Bar-Kepha, MOSES, one of the most celebrated Jacobite bishops and writers of the ninth century, b. at Balad, about the year 813; d, at the age of ninety, in 903. A biography of him, written by an anonymous Syriac writer, is preserved in one of the Vatican manuscripts, extracts from which are given by Assemani in his “Bibliotheca Orientalis” (II,218 sq.). He was a monk and afterwards became bishop of three cities, Beth-Ramman, Beth-Kionaya, and Mossoul on the Tigris, assuming the name of Severus. For ten years he was the patriarchal “Periodeutes”, or visitor, of the Diocese of Tagrit, where, by his wise administration and learning, he acquired a great fame and reputation. He was buried in the monastery of St. Sergius, situated on the Tigris, near his native city.

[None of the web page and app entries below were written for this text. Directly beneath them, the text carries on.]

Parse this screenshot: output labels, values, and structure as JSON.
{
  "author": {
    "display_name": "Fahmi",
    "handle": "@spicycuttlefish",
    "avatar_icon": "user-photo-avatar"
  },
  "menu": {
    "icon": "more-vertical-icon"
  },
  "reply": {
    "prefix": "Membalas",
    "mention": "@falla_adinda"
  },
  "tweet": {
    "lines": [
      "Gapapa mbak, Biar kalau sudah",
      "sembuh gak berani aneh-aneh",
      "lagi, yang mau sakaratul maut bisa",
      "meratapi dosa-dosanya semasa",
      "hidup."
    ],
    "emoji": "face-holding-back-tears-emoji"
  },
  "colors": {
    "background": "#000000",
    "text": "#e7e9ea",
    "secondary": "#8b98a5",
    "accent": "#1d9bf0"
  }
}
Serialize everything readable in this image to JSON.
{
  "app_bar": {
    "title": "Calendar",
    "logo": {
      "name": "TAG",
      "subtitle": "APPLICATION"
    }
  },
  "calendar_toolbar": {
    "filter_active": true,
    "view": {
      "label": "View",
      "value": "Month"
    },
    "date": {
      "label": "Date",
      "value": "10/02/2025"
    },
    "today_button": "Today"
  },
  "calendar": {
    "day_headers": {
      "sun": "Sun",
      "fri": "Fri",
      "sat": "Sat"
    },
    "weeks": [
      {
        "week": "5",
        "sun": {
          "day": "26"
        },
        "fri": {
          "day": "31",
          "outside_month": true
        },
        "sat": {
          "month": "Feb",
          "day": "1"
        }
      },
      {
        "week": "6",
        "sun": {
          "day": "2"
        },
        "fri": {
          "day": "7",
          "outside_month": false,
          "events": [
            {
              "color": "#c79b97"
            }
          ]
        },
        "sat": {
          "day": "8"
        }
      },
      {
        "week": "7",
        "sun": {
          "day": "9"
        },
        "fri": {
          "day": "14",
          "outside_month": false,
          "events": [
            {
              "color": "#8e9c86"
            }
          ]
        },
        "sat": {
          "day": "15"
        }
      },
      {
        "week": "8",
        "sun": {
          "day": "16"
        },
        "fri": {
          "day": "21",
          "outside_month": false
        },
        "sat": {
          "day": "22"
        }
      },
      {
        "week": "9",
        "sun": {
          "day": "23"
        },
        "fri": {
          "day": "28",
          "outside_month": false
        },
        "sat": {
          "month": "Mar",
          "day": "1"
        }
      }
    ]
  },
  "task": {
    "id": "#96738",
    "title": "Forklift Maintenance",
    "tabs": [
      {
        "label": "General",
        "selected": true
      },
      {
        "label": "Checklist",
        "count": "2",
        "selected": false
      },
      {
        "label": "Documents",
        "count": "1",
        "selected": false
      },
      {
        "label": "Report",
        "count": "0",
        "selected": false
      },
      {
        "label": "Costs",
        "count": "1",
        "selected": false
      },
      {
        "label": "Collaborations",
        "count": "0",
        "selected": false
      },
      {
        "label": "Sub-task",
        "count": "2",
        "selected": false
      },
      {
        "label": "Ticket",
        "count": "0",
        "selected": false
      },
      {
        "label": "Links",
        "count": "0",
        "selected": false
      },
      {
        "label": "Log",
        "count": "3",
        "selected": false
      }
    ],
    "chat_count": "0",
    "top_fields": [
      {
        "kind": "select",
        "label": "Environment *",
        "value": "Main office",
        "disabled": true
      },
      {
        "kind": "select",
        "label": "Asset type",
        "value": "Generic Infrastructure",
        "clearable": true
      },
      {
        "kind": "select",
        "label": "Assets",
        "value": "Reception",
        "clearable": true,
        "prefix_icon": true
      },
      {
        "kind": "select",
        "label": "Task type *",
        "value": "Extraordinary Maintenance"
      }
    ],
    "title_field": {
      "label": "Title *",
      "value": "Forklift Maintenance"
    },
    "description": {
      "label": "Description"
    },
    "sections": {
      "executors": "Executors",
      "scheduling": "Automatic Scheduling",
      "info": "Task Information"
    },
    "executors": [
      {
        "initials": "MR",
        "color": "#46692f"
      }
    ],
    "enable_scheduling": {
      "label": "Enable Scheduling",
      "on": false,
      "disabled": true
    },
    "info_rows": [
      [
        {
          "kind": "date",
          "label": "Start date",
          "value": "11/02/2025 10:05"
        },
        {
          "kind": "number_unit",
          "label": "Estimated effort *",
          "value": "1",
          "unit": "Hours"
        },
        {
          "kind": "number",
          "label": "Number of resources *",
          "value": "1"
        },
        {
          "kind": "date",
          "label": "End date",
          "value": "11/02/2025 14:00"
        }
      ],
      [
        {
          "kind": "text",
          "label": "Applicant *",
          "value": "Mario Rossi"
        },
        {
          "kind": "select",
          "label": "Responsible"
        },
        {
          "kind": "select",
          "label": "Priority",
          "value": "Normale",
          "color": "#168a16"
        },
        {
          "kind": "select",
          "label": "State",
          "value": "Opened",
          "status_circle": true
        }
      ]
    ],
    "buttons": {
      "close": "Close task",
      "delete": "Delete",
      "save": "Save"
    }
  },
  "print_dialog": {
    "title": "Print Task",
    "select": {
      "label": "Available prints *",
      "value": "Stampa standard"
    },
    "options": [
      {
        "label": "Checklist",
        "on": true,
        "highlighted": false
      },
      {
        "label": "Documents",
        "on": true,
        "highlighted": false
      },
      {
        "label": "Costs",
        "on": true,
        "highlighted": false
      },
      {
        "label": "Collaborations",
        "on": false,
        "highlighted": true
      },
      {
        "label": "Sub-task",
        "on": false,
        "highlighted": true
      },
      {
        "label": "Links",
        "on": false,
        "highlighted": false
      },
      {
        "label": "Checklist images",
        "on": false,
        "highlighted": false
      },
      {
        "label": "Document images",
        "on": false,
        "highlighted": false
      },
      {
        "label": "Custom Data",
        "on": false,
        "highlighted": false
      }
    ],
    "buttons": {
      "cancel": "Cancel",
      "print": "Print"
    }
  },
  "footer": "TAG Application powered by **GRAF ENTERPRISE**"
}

The works of Moses Bar-Kepha are very numerous, and deal with many theological, philosophical, controversial, exegetical, and liturgical subjects. The principal are: (I) A Commentary on the Old and New Testaments, often quoted by Bar Hebrmus, and most of it still extant in manuscript form; (2) a treatise on predestination and free will, preserved in a MS. in the British Museum (Add. 14,731); (3) a commentary on Aristotle’s “Dialectics”, mentioned by Bar Hebraeus; (4) a commentary on the Hexameron in five books, preserved in the Bibliotheque Nationale at Paris (Syr. 241), a passage of which is translated into French by Abbe Nau in his “Bardesane l’astrologue” (Paris, 1899), p. 59; (5) a “Tractatus de Paradiso”, in three parts, dedicated to his friend Ignatius. [The Syriac original of this work is lost, but a Latin version of it was published by Masius (Antwerp, 1569) under the title “De Paradiso Commentarius”.] (6) A treatise on the soul, in forty chapters, with a supplementary essay on the utility of offering prayers and sacrifices for the dead. [This treatise is preserved in the Vatican Library; a German translation of it is given by O. Braun in his “Moses Bar-Kepha and rein Buch von der Seele” (Freiburg, 1891).] (7) A “Tractatus de sectis”, or, “Liber dispputationum adversus haereses” (see Assemani, B. O. II, 57); (8) a treatise on the Sacraments; (9) a commentary on the Liturgy; (10) an ecclesiastical history. His other works comprise discourses, homilies, and a commentary on the writings of St. Gregory Nazianzen.